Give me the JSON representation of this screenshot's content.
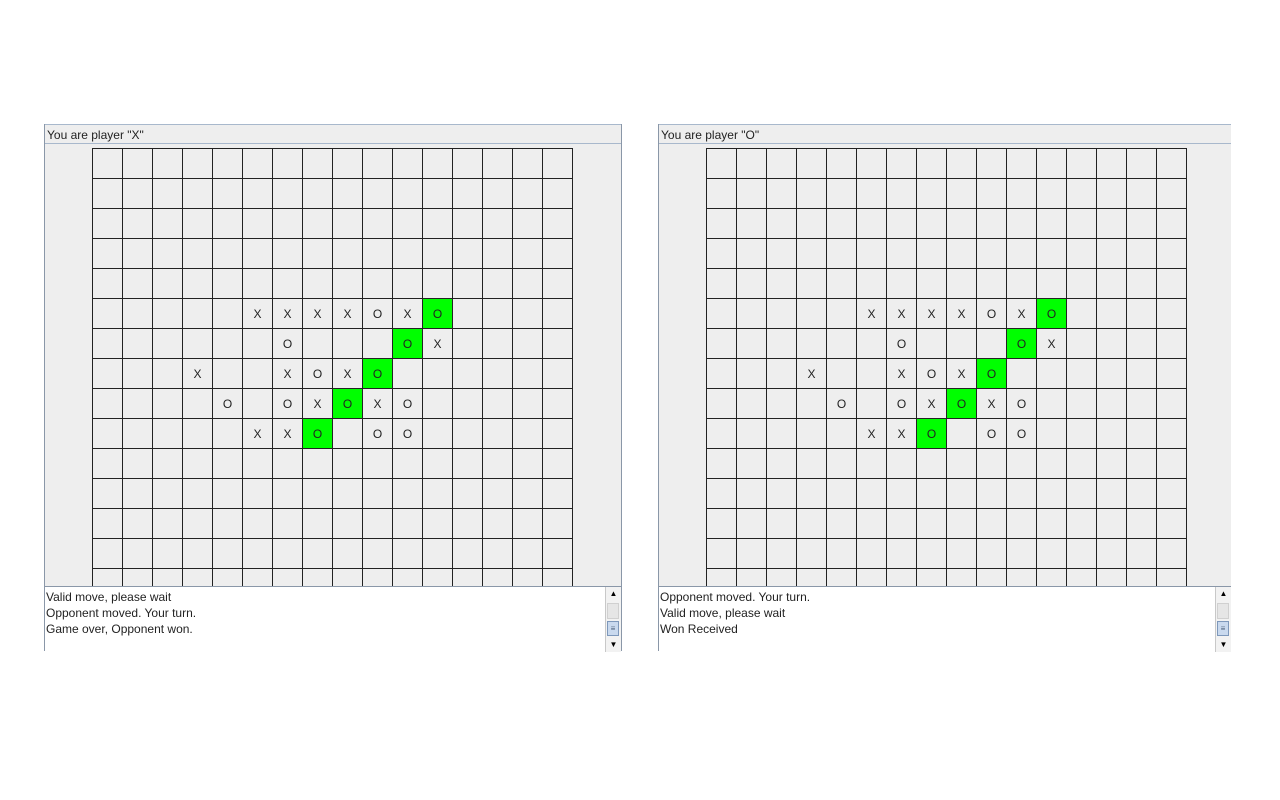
{
  "win_color": "#00ff00",
  "windows": [
    {
      "id": "x",
      "title": "You are player \"X\"",
      "log": [
        "Valid move, please wait",
        "Opponent moved. Your turn.",
        "Game over, Opponent won."
      ]
    },
    {
      "id": "o",
      "title": "You are player \"O\"",
      "log": [
        "Opponent moved. Your turn.",
        "Valid move, please wait",
        "Won Received"
      ]
    }
  ],
  "board": {
    "columns": 16,
    "rows": 15,
    "marks": [
      [
        5,
        5,
        "X"
      ],
      [
        5,
        6,
        "X"
      ],
      [
        5,
        7,
        "X"
      ],
      [
        5,
        8,
        "X"
      ],
      [
        5,
        9,
        "O"
      ],
      [
        5,
        10,
        "X"
      ],
      [
        5,
        11,
        "O"
      ],
      [
        6,
        6,
        "O"
      ],
      [
        6,
        10,
        "O"
      ],
      [
        6,
        11,
        "X"
      ],
      [
        7,
        3,
        "X"
      ],
      [
        7,
        6,
        "X"
      ],
      [
        7,
        7,
        "O"
      ],
      [
        7,
        8,
        "X"
      ],
      [
        7,
        9,
        "O"
      ],
      [
        8,
        4,
        "O"
      ],
      [
        8,
        6,
        "O"
      ],
      [
        8,
        7,
        "X"
      ],
      [
        8,
        8,
        "O"
      ],
      [
        8,
        9,
        "X"
      ],
      [
        8,
        10,
        "O"
      ],
      [
        9,
        5,
        "X"
      ],
      [
        9,
        6,
        "X"
      ],
      [
        9,
        7,
        "O"
      ],
      [
        9,
        9,
        "O"
      ],
      [
        9,
        10,
        "O"
      ]
    ],
    "winning_cells": [
      [
        5,
        11
      ],
      [
        6,
        10
      ],
      [
        7,
        9
      ],
      [
        8,
        8
      ],
      [
        9,
        7
      ]
    ]
  },
  "scrollbar": {
    "up_icon": "arrow-up-icon",
    "down_icon": "arrow-down-icon",
    "thumb_icon": "grip-icon"
  }
}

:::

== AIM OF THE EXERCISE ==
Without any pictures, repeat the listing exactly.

== RESPONSE FOR THIS EXERCISE ==
Give me the JSON representation of this screenshot's content.
{
  "win_color": "#00ff00",
  "windows": [
    {
      "id": "x",
      "title": "You are player \"X\"",
      "log": [
        "Valid move, please wait",
        "Opponent moved. Your turn.",
        "Game over, Opponent won."
      ]
    },
    {
      "id": "o",
      "title": "You are player \"O\"",
      "log": [
        "Opponent moved. Your turn.",
        "Valid move, please wait",
        "Won Received"
      ]
    }
  ],
  "board": {
    "columns": 16,
    "rows": 15,
    "marks": [
      [
        5,
        5,
        "X"
      ],
      [
        5,
        6,
        "X"
      ],
      [
        5,
        7,
        "X"
      ],
      [
        5,
        8,
        "X"
      ],
      [
        5,
        9,
        "O"
      ],
      [
        5,
        10,
        "X"
      ],
      [
        5,
        11,
        "O"
      ],
      [
        6,
        6,
        "O"
      ],
      [
        6,
        10,
        "O"
      ],
      [
        6,
        11,
        "X"
      ],
      [
        7,
        3,
        "X"
      ],
      [
        7,
        6,
        "X"
      ],
      [
        7,
        7,
        "O"
      ],
      [
        7,
        8,
        "X"
      ],
      [
        7,
        9,
        "O"
      ],
      [
        8,
        4,
        "O"
      ],
      [
        8,
        6,
        "O"
      ],
      [
        8,
        7,
        "X"
      ],
      [
        8,
        8,
        "O"
      ],
      [
        8,
        9,
        "X"
      ],
      [
        8,
        10,
        "O"
      ],
      [
        9,
        5,
        "X"
      ],
      [
        9,
        6,
        "X"
      ],
      [
        9,
        7,
        "O"
      ],
      [
        9,
        9,
        "O"
      ],
      [
        9,
        10,
        "O"
      ]
    ],
    "winning_cells": [
      [
        5,
        11
      ],
      [
        6,
        10
      ],
      [
        7,
        9
      ],
      [
        8,
        8
      ],
      [
        9,
        7
      ]
    ]
  },
  "scrollbar": {
    "up_icon": "arrow-up-icon",
    "down_icon": "arrow-down-icon",
    "thumb_icon": "grip-icon"
  }
}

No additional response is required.